Some Amazon AWS customers have complained of noticeable slowdowns on their cloud server instances – following the deployment of a security patch to counter the Intel processor design flaw dubbed Meltdown.
Punters said that, since AWS shored up its infrastructure, and began rolling out its Meltdown-patched Linux in December, they have noticed an increase in CPU utilization by their EC2 virtual machines. The solution is to either optimize application code running on the VMs, or move to a more powerful and expensive virtual machine to take the extra load.
Amazon has said it will help those suffering slower-than-expected performance.
To be clear, your humble vultures here at El Reg highly recommend you apply the Meltdown patches on your Intel-powered systems: the processor bug allows user processes to read passwords, keys and other sensitive data out of the kernel’s protected memory area.
The software fixes – which are available for Linux, Windows, and macOS on Intel CPUs – move the operating system kernel into its own separate virtual memory space, protecting it from Meltdown exploits.
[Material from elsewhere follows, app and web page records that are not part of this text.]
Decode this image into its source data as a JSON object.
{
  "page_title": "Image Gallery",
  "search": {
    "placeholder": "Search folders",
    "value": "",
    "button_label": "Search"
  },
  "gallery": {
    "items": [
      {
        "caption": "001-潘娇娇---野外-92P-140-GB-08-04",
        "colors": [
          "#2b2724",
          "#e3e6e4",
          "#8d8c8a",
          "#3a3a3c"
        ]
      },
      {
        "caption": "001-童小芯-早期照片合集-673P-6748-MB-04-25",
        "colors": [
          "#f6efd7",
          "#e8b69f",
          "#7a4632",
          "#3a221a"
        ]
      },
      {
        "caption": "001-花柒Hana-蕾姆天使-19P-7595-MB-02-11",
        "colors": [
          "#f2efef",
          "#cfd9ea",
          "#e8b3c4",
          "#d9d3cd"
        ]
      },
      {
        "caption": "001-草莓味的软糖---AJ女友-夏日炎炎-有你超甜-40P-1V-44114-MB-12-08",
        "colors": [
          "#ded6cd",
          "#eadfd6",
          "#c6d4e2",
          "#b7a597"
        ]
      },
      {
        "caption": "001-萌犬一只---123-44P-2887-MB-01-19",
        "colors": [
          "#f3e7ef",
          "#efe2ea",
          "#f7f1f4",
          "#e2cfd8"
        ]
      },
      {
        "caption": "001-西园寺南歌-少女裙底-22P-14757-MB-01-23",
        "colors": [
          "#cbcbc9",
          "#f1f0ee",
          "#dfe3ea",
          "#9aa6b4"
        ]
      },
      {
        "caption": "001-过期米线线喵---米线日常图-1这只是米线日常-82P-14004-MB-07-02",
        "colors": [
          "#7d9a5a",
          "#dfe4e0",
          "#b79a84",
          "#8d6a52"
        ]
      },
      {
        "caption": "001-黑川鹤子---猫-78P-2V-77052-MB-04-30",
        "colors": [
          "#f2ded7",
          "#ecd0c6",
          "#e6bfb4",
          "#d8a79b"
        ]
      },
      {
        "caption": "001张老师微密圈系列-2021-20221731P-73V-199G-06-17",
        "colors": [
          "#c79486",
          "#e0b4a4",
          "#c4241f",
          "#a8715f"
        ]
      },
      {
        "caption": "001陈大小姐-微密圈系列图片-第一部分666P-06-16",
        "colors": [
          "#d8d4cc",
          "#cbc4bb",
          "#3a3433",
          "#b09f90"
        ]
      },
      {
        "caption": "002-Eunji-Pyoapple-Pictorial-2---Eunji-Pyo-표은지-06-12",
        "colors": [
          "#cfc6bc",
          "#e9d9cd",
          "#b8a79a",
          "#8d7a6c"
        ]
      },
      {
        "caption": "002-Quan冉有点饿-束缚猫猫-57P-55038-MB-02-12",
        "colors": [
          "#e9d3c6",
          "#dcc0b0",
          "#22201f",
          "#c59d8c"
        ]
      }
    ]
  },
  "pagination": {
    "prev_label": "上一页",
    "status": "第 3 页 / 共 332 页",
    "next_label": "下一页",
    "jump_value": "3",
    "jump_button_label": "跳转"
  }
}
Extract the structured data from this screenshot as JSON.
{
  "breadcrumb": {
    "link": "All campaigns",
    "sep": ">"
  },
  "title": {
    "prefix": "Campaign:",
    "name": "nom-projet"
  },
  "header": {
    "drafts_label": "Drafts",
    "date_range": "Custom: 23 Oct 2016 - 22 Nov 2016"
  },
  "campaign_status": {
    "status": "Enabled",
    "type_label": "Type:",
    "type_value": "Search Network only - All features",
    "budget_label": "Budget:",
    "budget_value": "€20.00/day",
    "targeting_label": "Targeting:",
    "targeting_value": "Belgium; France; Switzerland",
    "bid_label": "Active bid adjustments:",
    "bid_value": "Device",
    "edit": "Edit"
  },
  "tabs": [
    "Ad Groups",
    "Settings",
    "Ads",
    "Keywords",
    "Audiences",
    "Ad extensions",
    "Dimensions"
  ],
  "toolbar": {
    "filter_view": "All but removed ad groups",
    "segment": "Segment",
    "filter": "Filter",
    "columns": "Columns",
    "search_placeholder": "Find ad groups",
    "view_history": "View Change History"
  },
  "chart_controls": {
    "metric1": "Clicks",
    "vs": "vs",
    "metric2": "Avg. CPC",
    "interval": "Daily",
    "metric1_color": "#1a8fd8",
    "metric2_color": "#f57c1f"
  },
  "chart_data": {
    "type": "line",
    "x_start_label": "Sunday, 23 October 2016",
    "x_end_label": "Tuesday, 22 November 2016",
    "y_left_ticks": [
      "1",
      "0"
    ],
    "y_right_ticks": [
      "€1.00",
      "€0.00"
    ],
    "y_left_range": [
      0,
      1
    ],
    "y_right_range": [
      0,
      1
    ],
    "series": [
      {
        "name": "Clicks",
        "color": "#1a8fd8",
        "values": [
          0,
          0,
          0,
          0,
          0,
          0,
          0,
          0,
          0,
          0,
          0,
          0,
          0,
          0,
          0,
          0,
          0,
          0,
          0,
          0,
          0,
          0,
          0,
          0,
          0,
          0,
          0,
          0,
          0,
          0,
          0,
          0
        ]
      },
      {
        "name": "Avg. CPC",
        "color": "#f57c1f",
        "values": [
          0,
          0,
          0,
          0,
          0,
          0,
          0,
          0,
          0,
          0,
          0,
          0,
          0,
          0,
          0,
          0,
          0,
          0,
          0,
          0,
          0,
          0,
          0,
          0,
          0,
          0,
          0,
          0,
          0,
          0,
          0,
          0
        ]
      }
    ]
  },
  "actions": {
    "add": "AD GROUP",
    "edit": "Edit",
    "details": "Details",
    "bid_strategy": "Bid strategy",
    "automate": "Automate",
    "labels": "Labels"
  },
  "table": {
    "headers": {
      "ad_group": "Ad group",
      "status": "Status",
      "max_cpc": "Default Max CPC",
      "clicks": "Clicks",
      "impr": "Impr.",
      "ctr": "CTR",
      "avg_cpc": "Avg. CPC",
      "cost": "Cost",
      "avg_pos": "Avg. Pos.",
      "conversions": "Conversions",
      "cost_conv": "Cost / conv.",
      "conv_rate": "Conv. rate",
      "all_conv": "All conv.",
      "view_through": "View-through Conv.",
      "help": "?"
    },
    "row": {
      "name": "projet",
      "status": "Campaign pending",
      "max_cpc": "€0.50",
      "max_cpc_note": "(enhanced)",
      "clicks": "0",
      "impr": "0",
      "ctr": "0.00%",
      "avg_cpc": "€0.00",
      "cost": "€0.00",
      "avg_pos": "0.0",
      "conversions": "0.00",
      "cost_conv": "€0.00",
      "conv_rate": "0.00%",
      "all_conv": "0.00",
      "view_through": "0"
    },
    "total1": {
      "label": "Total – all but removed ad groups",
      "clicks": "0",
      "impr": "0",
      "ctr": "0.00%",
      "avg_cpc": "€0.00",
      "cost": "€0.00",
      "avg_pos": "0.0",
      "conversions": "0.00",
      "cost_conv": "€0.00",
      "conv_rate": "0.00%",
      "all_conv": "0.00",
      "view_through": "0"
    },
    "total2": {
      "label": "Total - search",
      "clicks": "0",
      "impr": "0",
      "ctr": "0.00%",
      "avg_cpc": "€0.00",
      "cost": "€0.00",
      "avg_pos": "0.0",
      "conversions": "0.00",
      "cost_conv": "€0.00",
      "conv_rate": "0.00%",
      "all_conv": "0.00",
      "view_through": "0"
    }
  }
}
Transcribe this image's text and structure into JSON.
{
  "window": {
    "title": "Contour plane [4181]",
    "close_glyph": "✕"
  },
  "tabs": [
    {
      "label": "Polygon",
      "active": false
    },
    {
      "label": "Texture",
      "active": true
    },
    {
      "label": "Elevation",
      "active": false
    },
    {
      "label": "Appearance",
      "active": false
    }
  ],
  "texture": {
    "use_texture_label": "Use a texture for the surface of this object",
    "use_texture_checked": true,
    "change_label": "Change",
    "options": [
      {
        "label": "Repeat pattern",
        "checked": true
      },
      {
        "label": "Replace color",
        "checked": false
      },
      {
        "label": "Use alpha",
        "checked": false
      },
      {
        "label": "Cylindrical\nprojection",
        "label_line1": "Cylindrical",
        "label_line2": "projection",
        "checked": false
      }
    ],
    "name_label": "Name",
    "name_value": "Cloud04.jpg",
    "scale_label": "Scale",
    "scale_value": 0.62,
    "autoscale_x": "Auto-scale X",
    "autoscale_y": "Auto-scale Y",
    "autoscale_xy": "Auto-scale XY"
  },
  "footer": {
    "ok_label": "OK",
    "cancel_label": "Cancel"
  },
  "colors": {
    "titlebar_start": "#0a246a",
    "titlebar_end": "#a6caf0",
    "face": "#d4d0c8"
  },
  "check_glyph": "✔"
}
The downside is that this introduces extra overhead, potentially slowing down the system.
The performance hit varies wildly depending on the type of applications you’re running. Casual desktop users and gamers applying Meltdown mitigations on their computers shouldn’t notice any slowdowns. Light installations, such as simple web servers, will be mildly affected. Machines hammering disk storage, slamming the network, or otherwise making lots of system calls, may experience up to 30 per cent reduction in performance. Your mileage may vary.
AMD processors are not affected by this particular design cockup.
A discussion thread in the AWS support forums details dips in performance that occur after rebooting Linux virtual machines with the Meltdown workaround – dubbed Kernel Page Table Isolation, or KPTI, on Linux – installed.
“Immediately following the reboot my server running on this instance started to suffer from CPU stress,” one admin noted after enabling the patch.
“Looking at CPU stats there was a very clear change in daily CPU usage pattern, despite continuing normal traffic to my server. I performed extensive review of what might have changed on my server configuration but drew a complete blank – configuration of the server did not change.”
Another added: “This just happened to us today on a c3.large. The cost to us to move the platform to new hardware and the lost confidence from our customers is huge.”
Developer Tim Gostony was also able to record how defending against Chipzilla’s design blunder impacted the performance of two of his Intel-powered EC2 Linux instances.